Absolutely talks to Francesca Kletz and Brooke Dennison, the two founding ladies of The London Loom about their new book and unique weaving workshops
Words Miriam Carey
Meet The London Loom
It’s a Tuesday evening in a little studio in Hackney. The walls are covered in brightly coloured rolls of yarn and decorative tapestries. There is a table surrounded by men and women in careful concentration – they are in the middle of an ‘embroider your member’ workshop. A woman is weaving weft in and out of warp, seeking reference from a photograph she has taken earlier for inspiration. Meanwhile, a man is tying up knots of a tapestry he has weaved ‘freestyle’.
This scene is a regular genital embroidery evening workshop at The London Loom in Hackney. ‘Everyone has a shot of tequila at the start to get them warmed up and chatting to the person next to them’ explains Francesca Kletz, one of the founders of the business, ‘People pop to the bathrooms with a pocket mirror and some people bring photographs on their phone’. But this is not a crude workshop; it’s about making friends and accepting those lovely, necessary parts of you that sit between your legs’.
The London Loom run all kinds of weaving workshops – there is a weave your own scarf workshop, a tapestry weaving workshop and an inspirational women badge making workshop for March, women’s history month. What is unique to The London Loom is their approach to weaving. They take a freestyle ‘non-precious’ approach and also what seems to be a more fun, creative and dare I say feminist approach. At least what is clear is there are no other places in London like it.
Francesca and her business partner Brooke Dennis could clearly recognise a good idea when they saw it as the business got started very quickly. It was on a trip to Japan Francesca discovered the amazing craft of Japanese freestyle weaving and realised there was nowhere in London you could use this technique. Francesca got on the phone to Brooke immediately and back in the UK the business began. First, they opened a pop-up shop on Hackney Road and after they outgrew this they moved to a larger, more permanent studio in Hackney Downs. Soon came the incredibly entertaining and informative book Weave This, put together in less than a year by Brooke and Francesca.
Explaining how they achieved everything Francesca explains “we just knew we had something to offer the London craft scene we couldn’t find elsewhere”. They did not come from a business background – everything they know about running a business they learnt on the job, but “it feels good to be a pair of strong-minded, sassy business women, who also love to knit”.
As for the knitting side of the business, the ladies ‘know, love and respect crafts’. They can’t remember an age when they were not knitting or weaving. Brooke tells me “I have always had the urge to pick up wool and to be making something” and that she gets annoyed when she goes somewhere she can’t knit. In fact, they even admitted to arranging long journeys so they can knit.

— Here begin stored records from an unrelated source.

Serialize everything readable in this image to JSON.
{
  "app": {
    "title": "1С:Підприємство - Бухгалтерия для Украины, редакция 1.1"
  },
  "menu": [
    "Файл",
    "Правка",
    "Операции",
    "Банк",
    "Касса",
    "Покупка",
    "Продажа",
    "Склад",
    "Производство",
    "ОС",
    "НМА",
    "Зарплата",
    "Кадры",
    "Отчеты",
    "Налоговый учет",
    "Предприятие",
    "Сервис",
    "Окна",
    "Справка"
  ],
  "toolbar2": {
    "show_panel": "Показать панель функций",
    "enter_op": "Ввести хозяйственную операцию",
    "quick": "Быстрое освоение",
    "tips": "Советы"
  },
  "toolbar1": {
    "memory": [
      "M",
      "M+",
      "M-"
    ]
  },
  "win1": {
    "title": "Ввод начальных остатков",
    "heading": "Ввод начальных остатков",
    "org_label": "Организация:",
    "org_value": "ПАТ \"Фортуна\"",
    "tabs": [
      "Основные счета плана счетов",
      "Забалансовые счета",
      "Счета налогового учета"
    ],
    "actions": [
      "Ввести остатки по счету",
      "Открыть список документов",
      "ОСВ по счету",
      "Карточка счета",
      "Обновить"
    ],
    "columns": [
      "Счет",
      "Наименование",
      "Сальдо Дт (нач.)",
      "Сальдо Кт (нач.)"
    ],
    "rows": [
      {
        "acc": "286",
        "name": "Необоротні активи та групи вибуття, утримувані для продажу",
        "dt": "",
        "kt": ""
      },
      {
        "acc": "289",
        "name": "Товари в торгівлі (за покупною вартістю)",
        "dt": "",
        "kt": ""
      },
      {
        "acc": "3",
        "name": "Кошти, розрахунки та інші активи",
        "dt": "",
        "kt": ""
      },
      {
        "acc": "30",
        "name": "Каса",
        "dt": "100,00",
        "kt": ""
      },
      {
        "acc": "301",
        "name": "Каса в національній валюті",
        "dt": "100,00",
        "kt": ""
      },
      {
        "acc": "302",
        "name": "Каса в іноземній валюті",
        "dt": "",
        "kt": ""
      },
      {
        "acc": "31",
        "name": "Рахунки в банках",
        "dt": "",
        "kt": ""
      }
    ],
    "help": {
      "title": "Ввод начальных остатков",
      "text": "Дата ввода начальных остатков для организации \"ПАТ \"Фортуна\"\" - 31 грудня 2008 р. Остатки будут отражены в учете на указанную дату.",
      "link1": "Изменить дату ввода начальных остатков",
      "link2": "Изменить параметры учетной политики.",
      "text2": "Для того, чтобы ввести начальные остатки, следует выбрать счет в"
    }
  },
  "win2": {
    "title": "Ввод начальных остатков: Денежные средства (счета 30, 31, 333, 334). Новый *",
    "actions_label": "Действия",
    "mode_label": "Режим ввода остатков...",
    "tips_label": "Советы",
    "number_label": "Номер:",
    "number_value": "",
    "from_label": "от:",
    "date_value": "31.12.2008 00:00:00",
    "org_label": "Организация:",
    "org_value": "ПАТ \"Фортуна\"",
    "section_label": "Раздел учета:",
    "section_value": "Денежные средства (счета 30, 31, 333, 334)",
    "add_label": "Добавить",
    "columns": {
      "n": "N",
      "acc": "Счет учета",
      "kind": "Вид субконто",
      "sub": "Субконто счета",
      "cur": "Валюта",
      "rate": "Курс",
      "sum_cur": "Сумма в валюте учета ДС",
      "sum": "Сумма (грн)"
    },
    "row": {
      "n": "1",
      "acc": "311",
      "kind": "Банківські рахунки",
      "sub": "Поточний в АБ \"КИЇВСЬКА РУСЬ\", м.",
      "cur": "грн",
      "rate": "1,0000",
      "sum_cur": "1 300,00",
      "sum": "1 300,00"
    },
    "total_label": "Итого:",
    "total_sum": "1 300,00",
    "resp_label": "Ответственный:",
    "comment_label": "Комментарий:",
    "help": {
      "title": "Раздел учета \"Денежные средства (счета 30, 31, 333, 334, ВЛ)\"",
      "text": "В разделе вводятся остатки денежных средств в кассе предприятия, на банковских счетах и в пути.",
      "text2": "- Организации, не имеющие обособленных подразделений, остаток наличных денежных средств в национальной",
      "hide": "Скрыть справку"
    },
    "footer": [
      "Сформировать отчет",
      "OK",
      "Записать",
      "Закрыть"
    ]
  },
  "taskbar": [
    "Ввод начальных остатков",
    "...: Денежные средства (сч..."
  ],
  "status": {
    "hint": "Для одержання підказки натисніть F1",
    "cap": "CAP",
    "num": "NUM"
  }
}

In an attempt to explain the craft’s addictive edge, Francesca tells me “weaving has a rhythmic quality to it as you go over and under the warp thread. Also, it doesn’t have the risk factor of other textile and needle crafts, you don’t really find yourself dropping stitches or unpicking your work to correct it which is more relaxing”.
Francesca allows me to try some weaving myself and there is definitely a meditative element to the technique – it takes just the right amount of physicality and focus to keep you in the moment and to distract you from thinking about other things. Also, the freestyle weaving technique Francesca and Brooke teach is about ‘painting with yarn rather than constructing’ and this freedom and creativity can be incredibly satisfying.
What’s more, there is some scientific evidence to back up its therapeutic claims. Firstly, knitting has the capacity to calm anxiety and depression in the moment, but also, to associate the tactile object, the scarf or tapestry, with a calmer state of mind. I also think there is something to say for spending time on hobby that gets you away from a phone, computer and tv screen which is great.
In general there has been a rise in the number of people showing interest in craft hobbies, which has been reflected in the rise in craft books being published this year. Weave This by Francesca and Brooke is an exceptional addition to this offering, filled with bright pictures and sharp humour it makes for an immensely entertaining read. Further, a complete beginner can pick up a copy and learn to make an abundance of things, from a huge calico tapestry, to a bowl, to a statement necklace or earrings.
Don’t delay in giving the book a read – or even better book yourself on to their next evening embroidery workshop.